Happy Bloomsday

 June 16: Today is Bloomsday, Dublin and the literary world's most celebrated event, commemorating the day on which Ulysses takes place, itself a commemoration by James Joyce of the day in 1904 on which he had his first date with Nora Barnacle. He was twenty-two and she twenty; the two left for Europe four months later, and kept their marriage alive despite all challenges for the next thirty-seven years.


Because the action in Ulysses has a double eight a.m. start, anyone lucky enough to be in Dublin for Bloomsday is forced to make a character choice. Those who wish to wake with Stephen Dedalus and "Stately, plump Buck Mulligan" travel to nearby Sandycove for a tour and reading at the Martello Tower, or perhaps a swim at the Forty Foot. Those who wish to breakfast with Leopold Bloom and Molly stay in the city, commemorating the most famous kidney in literature at a restaurant, perhaps after following Bloom as he leaves his house at 7 Eccles Street on the first leg of his long day's journey:

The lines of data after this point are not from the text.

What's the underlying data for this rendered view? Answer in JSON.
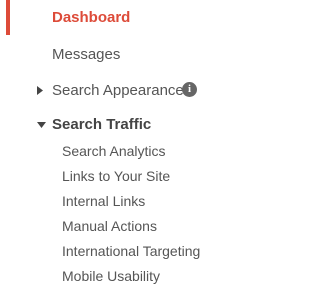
{
  "nav": {
    "dashboard": "Dashboard",
    "messages": "Messages",
    "search_appearance": "Search Appearance",
    "search_traffic": "Search Traffic",
    "info_icon_glyph": "i",
    "search_traffic_items": [
      "Search Analytics",
      "Links to Your Site",
      "Internal Links",
      "Manual Actions",
      "International Targeting",
      "Mobile Usability"
    ],
    "icons": {
      "search_appearance": "triangle-right-icon",
      "search_traffic": "triangle-down-icon",
      "info": "info-icon"
    },
    "colors": {
      "active": "#dd4b39",
      "text": "#555555",
      "icon": "#666666"
    }
  }
}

Mr. Leopold Bloom ate with relish the inner organs of beasts and fowls. He liked thick giblet soup, nutty gizzards, a stuffed roast heart, liver slices fried with crustcrumbs, fried hencod's roes. Most of all he liked grilled mutton kidneys which gave to his palate a fine tang of faintly scented urine.

Kidneys were in his mind as he moved about the kitchen softly, righting her breakfast things on the humpy tray. Gelid light and air were in the kitchen but out of doors gentle summer morning everywhere. Made him feel a bit peckish.

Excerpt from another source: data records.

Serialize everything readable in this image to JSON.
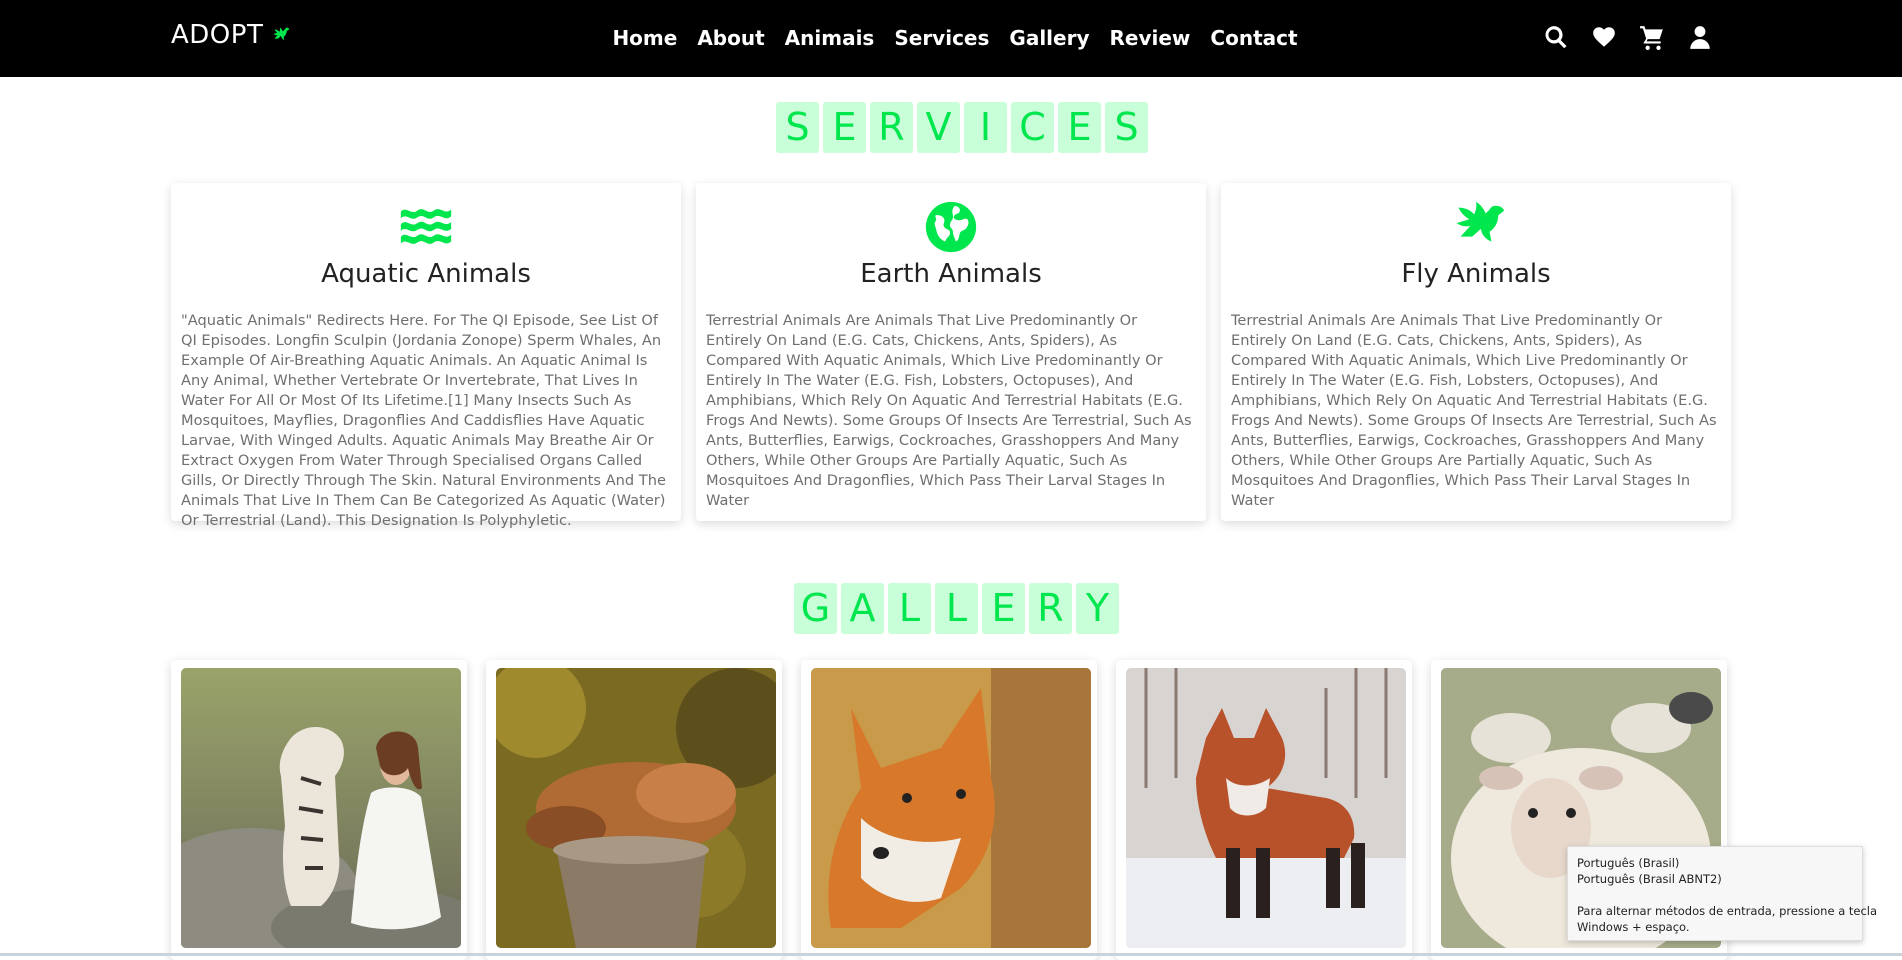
{
  "nav": {
    "logo": "ADOPT",
    "links": [
      "Home",
      "About",
      "Animais",
      "Services",
      "Gallery",
      "Review",
      "Contact"
    ],
    "icons": [
      "search-icon",
      "heart-icon",
      "cart-icon",
      "user-icon"
    ]
  },
  "services": {
    "heading_letters": [
      "S",
      "E",
      "R",
      "V",
      "I",
      "C",
      "E",
      "S"
    ],
    "cards": [
      {
        "icon": "water-icon",
        "title": "Aquatic Animals",
        "text": "\"Aquatic Animals\" Redirects Here. For The QI Episode, See List Of QI Episodes. Longfin Sculpin (Jordania Zonope) Sperm Whales, An Example Of Air-Breathing Aquatic Animals. An Aquatic Animal Is Any Animal, Whether Vertebrate Or Invertebrate, That Lives In Water For All Or Most Of Its Lifetime.[1] Many Insects Such As Mosquitoes, Mayflies, Dragonflies And Caddisflies Have Aquatic Larvae, With Winged Adults. Aquatic Animals May Breathe Air Or Extract Oxygen From Water Through Specialised Organs Called Gills, Or Directly Through The Skin. Natural Environments And The Animals That Live In Them Can Be Categorized As Aquatic (Water) Or Terrestrial (Land). This Designation Is Polyphyletic."
      },
      {
        "icon": "globe-icon",
        "title": "Earth Animals",
        "text": "Terrestrial Animals Are Animals That Live Predominantly Or Entirely On Land (E.G. Cats, Chickens, Ants, Spiders), As Compared With Aquatic Animals, Which Live Predominantly Or Entirely In The Water (E.G. Fish, Lobsters, Octopuses), And Amphibians, Which Rely On Aquatic And Terrestrial Habitats (E.G. Frogs And Newts). Some Groups Of Insects Are Terrestrial, Such As Ants, Butterflies, Earwigs, Cockroaches, Grasshoppers And Many Others, While Other Groups Are Partially Aquatic, Such As Mosquitoes And Dragonflies, Which Pass Their Larval Stages In Water"
      },
      {
        "icon": "dove-icon",
        "title": "Fly Animals",
        "text": "Terrestrial Animals Are Animals That Live Predominantly Or Entirely On Land (E.G. Cats, Chickens, Ants, Spiders), As Compared With Aquatic Animals, Which Live Predominantly Or Entirely In The Water (E.G. Fish, Lobsters, Octopuses), And Amphibians, Which Rely On Aquatic And Terrestrial Habitats (E.G. Frogs And Newts). Some Groups Of Insects Are Terrestrial, Such As Ants, Butterflies, Earwigs, Cockroaches, Grasshoppers And Many Others, While Other Groups Are Partially Aquatic, Such As Mosquitoes And Dragonflies, Which Pass Their Larval Stages In Water"
      }
    ]
  },
  "gallery": {
    "heading_letters": [
      "G",
      "A",
      "L",
      "L",
      "E",
      "R",
      "Y"
    ],
    "images": [
      "tiger-and-woman-photo",
      "sleeping-fox-on-stump-photo",
      "fox-portrait-photo",
      "fox-in-snow-photo",
      "sheep-photo"
    ]
  },
  "ime_popup": {
    "line1": "Português (Brasil)",
    "line2": "Português (Brasil ABNT2)",
    "line3": "Para alternar métodos de entrada, pressione a tecla",
    "line4": "Windows + espaço."
  },
  "colors": {
    "accent": "#00e64d",
    "heading_bg": "#c8ffd9",
    "navbar": "#000000"
  }
}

...On quietly creaky boots he went up the staircase to the hall, paused by the bedroom door. She might like something tasty. Thin bread and butter she likes in the morning. Still perhaps: once in a way....

Bloom's meal has been somewhat enlarged by tourism, the traditional Bloomsday breakfast now a kidney on top of "the full Irish"—sausage (black or white pudding), bacon, egg, tomato, and beans, and often a pint of Guinness rather than the tea. This can be justified by tracing Bloom's route in the traditional city walkabout, listening to the open-air readings, and hanging on for Bloomsday lunch: a gorgonzola sandwich and a glass of burgundy.

Daybook is contributed by Steve King, who teaches in the English Department of Memorial University in St. John's, Newfoundland. His literary daybook began as a radio series syndicated nationally in Canada. He can be found online at todayinliterature.com.

Kenneth Calhoun (Black Moon) and Lysley Tenorio (Monstress) of the Discover Great New Writers program on B-movies, heritage, and finales.

Books, CDs, DVDs to know about now
In the Light of What We Know

Zia Haider Rahman's mystery of a brilliant Bangladeshi mathematician's past barrels through the Ivy League, London high finance, and spy-haunted Afghanistan in a page-turning tale of exile, intrigue and the price of friendship. A Discover Great New Writers selection.

The People's Platform

Once touted as the foundation for tomorrow's digital democracy, the Internet is increasingly ruled by a few corporate giants, while millions of contributors till its fields for free. Astra Taylor looks at why the web has failed to deliver a communitarian cyberscape, and offers a compelling case for restoring its original vision.

A Private Venus

Dubbed "the Italian Simenon," Giorgio Scerbanenco (1911-1969) began his crime-writing career with books set in the USA, but quickly shifted scene closer to home, the city of Milan.  In this adventure, appearing in English for the first time, his underdog hero Dr. Duca Lamberti finds himself in the middle of a seedy, scantily clad criminal racket, where the presence of an outsider could result in death.